→ THE PROBLEM: Everything in the records must be copied exactly except the pictures.

__________

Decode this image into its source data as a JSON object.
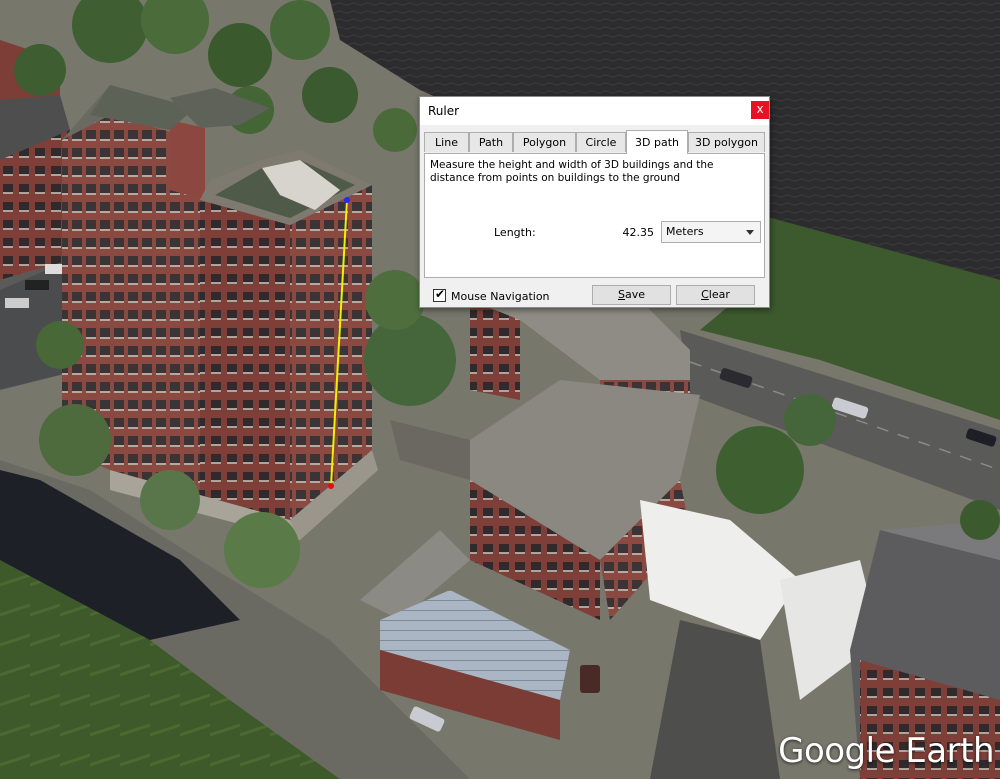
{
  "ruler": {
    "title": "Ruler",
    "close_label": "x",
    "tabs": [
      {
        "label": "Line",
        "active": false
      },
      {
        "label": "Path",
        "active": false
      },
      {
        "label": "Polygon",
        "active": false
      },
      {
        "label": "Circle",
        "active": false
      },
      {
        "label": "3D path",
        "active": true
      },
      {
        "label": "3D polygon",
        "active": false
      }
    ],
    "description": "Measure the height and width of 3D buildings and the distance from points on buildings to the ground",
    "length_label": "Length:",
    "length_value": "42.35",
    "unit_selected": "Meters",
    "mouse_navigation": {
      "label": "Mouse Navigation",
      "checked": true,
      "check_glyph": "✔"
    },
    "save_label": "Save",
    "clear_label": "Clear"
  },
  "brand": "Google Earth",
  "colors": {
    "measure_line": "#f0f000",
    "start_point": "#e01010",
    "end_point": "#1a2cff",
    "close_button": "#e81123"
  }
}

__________

→ SOLUTION TO THIS TASK:
Decode this image into its source data as a JSON object.
{
  "ruler": {
    "title": "Ruler",
    "close_label": "x",
    "tabs": [
      {
        "label": "Line",
        "active": false
      },
      {
        "label": "Path",
        "active": false
      },
      {
        "label": "Polygon",
        "active": false
      },
      {
        "label": "Circle",
        "active": false
      },
      {
        "label": "3D path",
        "active": true
      },
      {
        "label": "3D polygon",
        "active": false
      }
    ],
    "description": "Measure the height and width of 3D buildings and the distance from points on buildings to the ground",
    "length_label": "Length:",
    "length_value": "42.35",
    "unit_selected": "Meters",
    "mouse_navigation": {
      "label": "Mouse Navigation",
      "checked": true,
      "check_glyph": "✔"
    },
    "save_label": "Save",
    "clear_label": "Clear"
  },
  "brand": "Google Earth",
  "colors": {
    "measure_line": "#f0f000",
    "start_point": "#e01010",
    "end_point": "#1a2cff",
    "close_button": "#e81123"
  }
}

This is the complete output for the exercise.